The Fastest Ways To Dehumidify Your Home In The Summer

Unless you live somewhere dry like Las Vegas, Tucson, or Phoenix, you've probably dealt with plenty of those uncomfortable hot and humid summer days. Humidity isn't so bad when you can cool off at the beach or in a swimming pool, but when there's a lot of it inside your home, it's much less tolerable. In addition to causing physical discomfort, it can damage certain items and surfaces in your home if the moisture percentage in the air is high enough. The good news is, you can start to dehumidify your home in less than 20 minutes by running an air conditioning (AC) unit, or by using a whole house dehumidifier — if you don't mind waiting longer.

Although an air conditioning unit's primary purpose is to lower the temperature, it can also lower the humidity in a room. A dehumidifier, as the name reveals, removes moisture from the air (dehumidifies), but without changing the air temperature. Both can create a comfortable, healthy humidity level in your home. The United States Environmental Protection Agency recommends keeping the humidity level inside your home between 30 and 50%.

Run your air conditioner to dehumidify your home during summer

Regardless of what type of air conditioner you have (central, window, portable, etc.), it has the capacity to make and keep your home cool while also reducing the amount of humidity. Just be sure to set the thermostat to the "Auto" setting. Some units also include a setting that allows you to reduce humidity levels without cooling your home. This latter setting can benefit residents in areas with high humidity and relatively low summer temperatures, like Alaska.

Air conditioning units dehumidify areas by first pulling the warm air from your home and transferring it outside via a coolant called refrigerant. During this process, the air temperature decreases as it runs over cold evaporator coils in the unit. While the AC absorbs warmth, it also absorbs air moisture. The result? Dehumidification.

It's important to note, though, that various factors can affect the efficiency of the dehumidification process. For example, if your evaporator coils or filters are dirty, the AC unit is too small or too large, or the fan is set to the "On" setting, you may notice only a minimal reduction in humidity, if any at all. Otherwise, you can expect a noticeable drop in the humidity level after about 15 minutes.

Use a whole-house dehumidifier

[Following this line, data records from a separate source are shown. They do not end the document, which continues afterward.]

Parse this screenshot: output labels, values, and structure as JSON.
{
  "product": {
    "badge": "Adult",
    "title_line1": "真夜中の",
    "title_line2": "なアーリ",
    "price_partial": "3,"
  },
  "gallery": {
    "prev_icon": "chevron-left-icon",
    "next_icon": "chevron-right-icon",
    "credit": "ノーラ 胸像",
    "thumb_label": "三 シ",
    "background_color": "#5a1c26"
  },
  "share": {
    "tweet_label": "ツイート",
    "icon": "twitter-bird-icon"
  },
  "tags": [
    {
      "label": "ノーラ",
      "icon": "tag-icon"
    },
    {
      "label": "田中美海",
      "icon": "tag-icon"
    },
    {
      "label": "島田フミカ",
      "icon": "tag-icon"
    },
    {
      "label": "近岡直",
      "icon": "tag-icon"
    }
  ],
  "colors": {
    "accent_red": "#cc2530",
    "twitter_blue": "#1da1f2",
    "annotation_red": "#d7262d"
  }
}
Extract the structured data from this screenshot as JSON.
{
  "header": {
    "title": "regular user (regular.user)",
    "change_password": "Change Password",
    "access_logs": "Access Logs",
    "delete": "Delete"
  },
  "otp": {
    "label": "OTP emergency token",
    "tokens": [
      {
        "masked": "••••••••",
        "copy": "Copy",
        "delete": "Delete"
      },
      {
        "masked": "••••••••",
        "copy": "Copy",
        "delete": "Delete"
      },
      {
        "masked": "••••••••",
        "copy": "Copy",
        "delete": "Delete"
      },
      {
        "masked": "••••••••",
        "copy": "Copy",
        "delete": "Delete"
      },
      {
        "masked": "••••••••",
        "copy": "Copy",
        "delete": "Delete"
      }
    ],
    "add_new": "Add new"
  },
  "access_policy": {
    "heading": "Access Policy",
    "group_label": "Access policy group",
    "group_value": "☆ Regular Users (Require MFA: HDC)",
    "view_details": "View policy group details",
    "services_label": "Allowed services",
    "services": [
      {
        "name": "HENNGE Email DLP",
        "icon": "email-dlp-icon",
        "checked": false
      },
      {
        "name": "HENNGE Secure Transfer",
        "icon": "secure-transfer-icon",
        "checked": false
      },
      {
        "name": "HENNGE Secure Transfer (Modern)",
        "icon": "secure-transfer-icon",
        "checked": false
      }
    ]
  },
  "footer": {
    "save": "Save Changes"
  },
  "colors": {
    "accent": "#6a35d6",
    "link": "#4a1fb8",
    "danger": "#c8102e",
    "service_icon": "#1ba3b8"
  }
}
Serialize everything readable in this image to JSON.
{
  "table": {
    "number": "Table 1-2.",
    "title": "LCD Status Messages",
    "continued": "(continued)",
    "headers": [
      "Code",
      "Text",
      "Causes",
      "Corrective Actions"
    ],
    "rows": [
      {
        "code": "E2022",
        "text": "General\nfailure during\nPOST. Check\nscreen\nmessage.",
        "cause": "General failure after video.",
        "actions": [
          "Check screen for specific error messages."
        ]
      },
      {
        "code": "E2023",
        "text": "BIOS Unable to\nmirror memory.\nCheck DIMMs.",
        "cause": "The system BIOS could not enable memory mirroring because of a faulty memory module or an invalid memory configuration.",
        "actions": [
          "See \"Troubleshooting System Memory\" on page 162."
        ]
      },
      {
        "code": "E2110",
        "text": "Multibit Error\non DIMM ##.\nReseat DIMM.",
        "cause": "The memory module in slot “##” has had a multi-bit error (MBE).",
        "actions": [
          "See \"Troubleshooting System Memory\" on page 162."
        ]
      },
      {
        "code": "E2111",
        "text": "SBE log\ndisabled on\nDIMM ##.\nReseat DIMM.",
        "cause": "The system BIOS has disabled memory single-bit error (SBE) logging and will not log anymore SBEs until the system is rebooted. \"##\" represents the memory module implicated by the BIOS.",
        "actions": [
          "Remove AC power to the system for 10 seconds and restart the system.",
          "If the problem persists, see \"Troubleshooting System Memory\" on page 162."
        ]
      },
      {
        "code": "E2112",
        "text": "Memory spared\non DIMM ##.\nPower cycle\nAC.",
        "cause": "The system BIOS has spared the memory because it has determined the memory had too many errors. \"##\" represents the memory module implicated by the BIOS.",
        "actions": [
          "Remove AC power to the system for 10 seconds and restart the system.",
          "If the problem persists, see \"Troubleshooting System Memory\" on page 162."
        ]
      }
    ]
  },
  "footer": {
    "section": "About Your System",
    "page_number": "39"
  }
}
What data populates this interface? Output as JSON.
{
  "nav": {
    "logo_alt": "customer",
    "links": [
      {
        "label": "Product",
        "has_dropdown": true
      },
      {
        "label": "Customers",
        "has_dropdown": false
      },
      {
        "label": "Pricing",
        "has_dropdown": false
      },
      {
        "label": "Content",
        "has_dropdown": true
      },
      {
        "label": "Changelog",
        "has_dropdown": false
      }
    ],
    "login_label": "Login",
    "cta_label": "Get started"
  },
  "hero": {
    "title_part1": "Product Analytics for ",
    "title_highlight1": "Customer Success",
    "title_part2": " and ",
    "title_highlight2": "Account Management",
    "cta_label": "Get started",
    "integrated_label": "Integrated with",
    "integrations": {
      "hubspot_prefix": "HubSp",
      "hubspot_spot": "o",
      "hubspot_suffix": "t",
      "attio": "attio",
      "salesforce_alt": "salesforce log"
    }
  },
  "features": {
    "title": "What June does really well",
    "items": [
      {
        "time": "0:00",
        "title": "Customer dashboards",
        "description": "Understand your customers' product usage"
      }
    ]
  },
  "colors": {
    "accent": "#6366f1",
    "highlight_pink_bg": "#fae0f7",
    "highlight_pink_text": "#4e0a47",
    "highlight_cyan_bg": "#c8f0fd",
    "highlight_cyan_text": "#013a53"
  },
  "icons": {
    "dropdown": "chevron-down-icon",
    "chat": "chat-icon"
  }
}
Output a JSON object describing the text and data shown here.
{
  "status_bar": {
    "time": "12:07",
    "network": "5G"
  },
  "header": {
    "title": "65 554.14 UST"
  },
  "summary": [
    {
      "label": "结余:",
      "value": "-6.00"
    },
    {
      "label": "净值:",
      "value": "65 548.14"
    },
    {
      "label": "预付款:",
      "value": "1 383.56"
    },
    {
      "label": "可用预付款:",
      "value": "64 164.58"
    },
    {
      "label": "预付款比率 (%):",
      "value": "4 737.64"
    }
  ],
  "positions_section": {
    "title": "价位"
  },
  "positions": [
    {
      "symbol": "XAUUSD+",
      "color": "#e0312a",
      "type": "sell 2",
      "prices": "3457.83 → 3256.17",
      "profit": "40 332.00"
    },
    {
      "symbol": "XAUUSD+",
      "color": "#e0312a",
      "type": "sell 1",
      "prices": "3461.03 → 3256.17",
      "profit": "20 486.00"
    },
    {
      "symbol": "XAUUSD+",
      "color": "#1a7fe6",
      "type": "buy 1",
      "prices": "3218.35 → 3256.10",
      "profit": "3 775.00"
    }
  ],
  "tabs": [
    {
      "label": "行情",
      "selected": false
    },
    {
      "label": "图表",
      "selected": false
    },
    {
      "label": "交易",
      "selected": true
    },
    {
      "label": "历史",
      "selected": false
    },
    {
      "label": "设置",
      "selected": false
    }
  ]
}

If your AC is ineffective at removing enough humidity from your home, or if your goal is only to dehumidify and not decrease the air temperature, a whole house dehumidifier will do the trick. Whole house dehumidifiers are designed to remove moisture in the air from a large space, with some units capable of dehumidifying up to 5,000 square feet. Don't need one for the entire home? You can purchase other dehumidifier types and sizes for smaller areas.

Remember, this appliance's only purpose is to reduce air moisture, so it typically does so more efficiently than an AC unit. By the way, you can determine the humidity level (percentage) in your home, using a hygrometer. A dehumidifier functions similarly to an air conditioner in that it absorbs warm air and moisture, and uses cooled coils. Via condensation, these coils remove air moisture and transfer it to the dehumidifier's reservoir, which eventually needs to be emptied. Unlike air conditioners, though, dehumidifiers blow out room-temperature air into a home, not cool air.

Although dehumidifiers are more efficient than AC units at removing moisture from the air, it takes longer before the dehumidification process ramps up. While an AC unit can start to reduce levels after 15 minutes, a standard dehumidifier will need to run for a least a few hours before having a significant impact. After that, it could still take up to 24 hours or more for the humidity in your home to reach a healthy level, depending on the starting point.